*TASK OBJECTIVE*
Which lines of the entries contain the string "Numeração"? Copy each of them.

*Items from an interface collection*

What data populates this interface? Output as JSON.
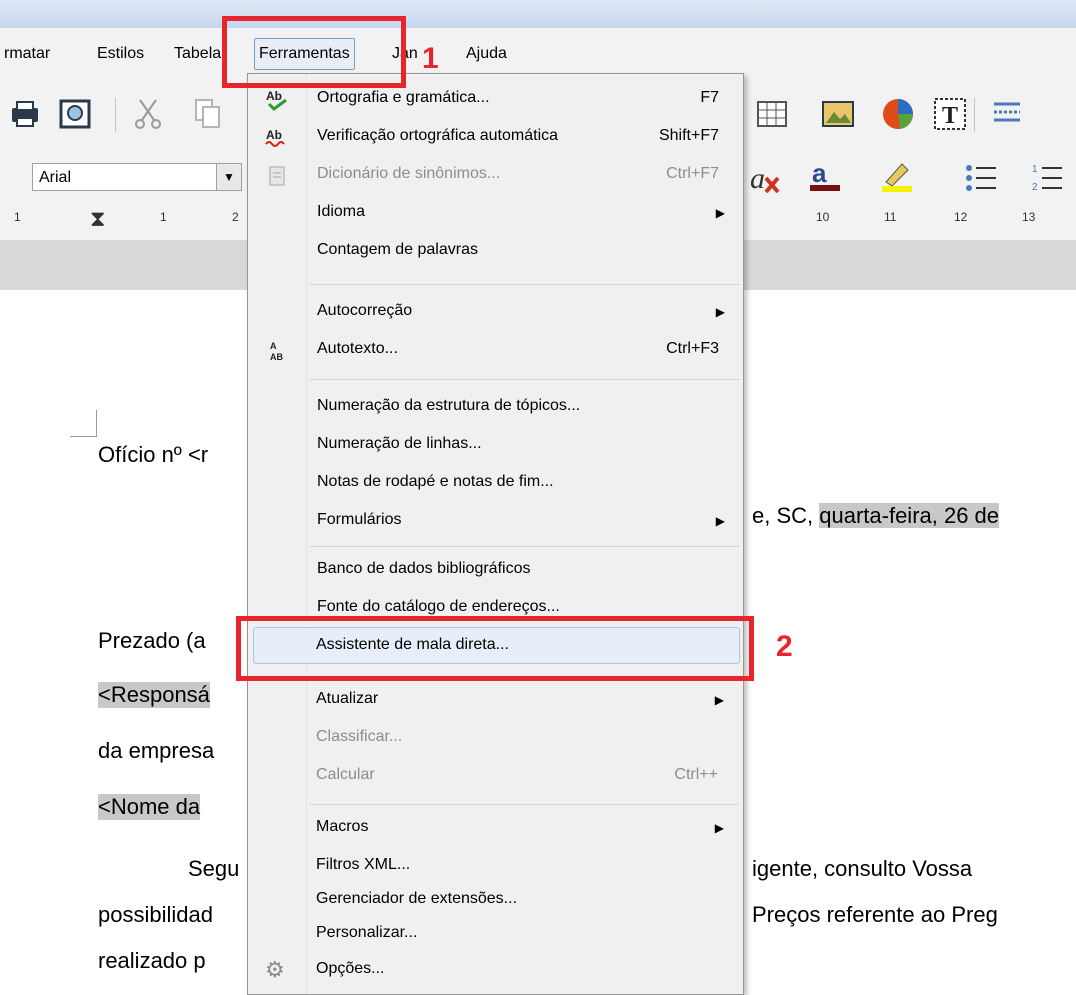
{
  "menubar": {
    "items": [
      {
        "label": "rmatar"
      },
      {
        "label": "Estilos"
      },
      {
        "label": "Tabela"
      },
      {
        "label": "Ferramentas"
      },
      {
        "label": "Jan"
      },
      {
        "label": "Ajuda"
      }
    ]
  },
  "font_box": {
    "value": "Arial"
  },
  "ruler": {
    "ticks": [
      "1",
      "1",
      "2",
      "10",
      "11",
      "12",
      "13"
    ]
  },
  "document": {
    "line1": "Ofício nº <r",
    "line2": "e, SC, ",
    "line2_hl": "quarta-feira, 26 de",
    "line3": "Prezado (a",
    "line4": "<Responsá",
    "line5": "da empresa",
    "line6": "<Nome da",
    "line7a": "Segu",
    "line7b": "igente, consulto Vossa",
    "line8a": "possibilidad",
    "line8b": "Preços referente ao Preg",
    "line9": "realizado p"
  },
  "menu": {
    "items": [
      {
        "label": "Ortografia e gramática...",
        "key": "F7",
        "icon": "spellcheck-icon"
      },
      {
        "label": "Verificação ortográfica automática",
        "key": "Shift+F7",
        "icon": "autospell-icon"
      },
      {
        "label": "Dicionário de sinônimos...",
        "key": "Ctrl+F7",
        "icon": "thesaurus-icon",
        "disabled": true
      },
      {
        "label": "Idioma",
        "submenu": true
      },
      {
        "label": "Contagem de palavras"
      },
      {
        "label": "Autocorreção",
        "submenu": true
      },
      {
        "label": "Autotexto...",
        "key": "Ctrl+F3",
        "icon": "autotext-icon"
      },
      {
        "label": "Numeração da estrutura de tópicos..."
      },
      {
        "label": "Numeração de linhas..."
      },
      {
        "label": "Notas de rodapé e notas de fim..."
      },
      {
        "label": "Formulários",
        "submenu": true
      },
      {
        "label": "Banco de dados bibliográficos"
      },
      {
        "label": "Fonte do catálogo de endereços..."
      },
      {
        "label": "Assistente de mala direta...",
        "highlighted": true
      },
      {
        "label": "Atualizar",
        "submenu": true
      },
      {
        "label": "Classificar...",
        "disabled": true
      },
      {
        "label": "Calcular",
        "key": "Ctrl++",
        "disabled": true
      },
      {
        "label": "Macros",
        "submenu": true
      },
      {
        "label": "Filtros XML..."
      },
      {
        "label": "Gerenciador de extensões..."
      },
      {
        "label": "Personalizar..."
      },
      {
        "label": "Opções...",
        "icon": "gear-icon"
      }
    ]
  },
  "annotations": {
    "step1": "1",
    "step2": "2"
  },
  "colors": {
    "annotation_red": "#e8252d",
    "menu_hover": "#e5eef9"
  }
}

*ANSWER FOR THIS EXERCISE*
        "label": "Numeração da estrutura de tópicos..."
        "label": "Numeração de linhas..."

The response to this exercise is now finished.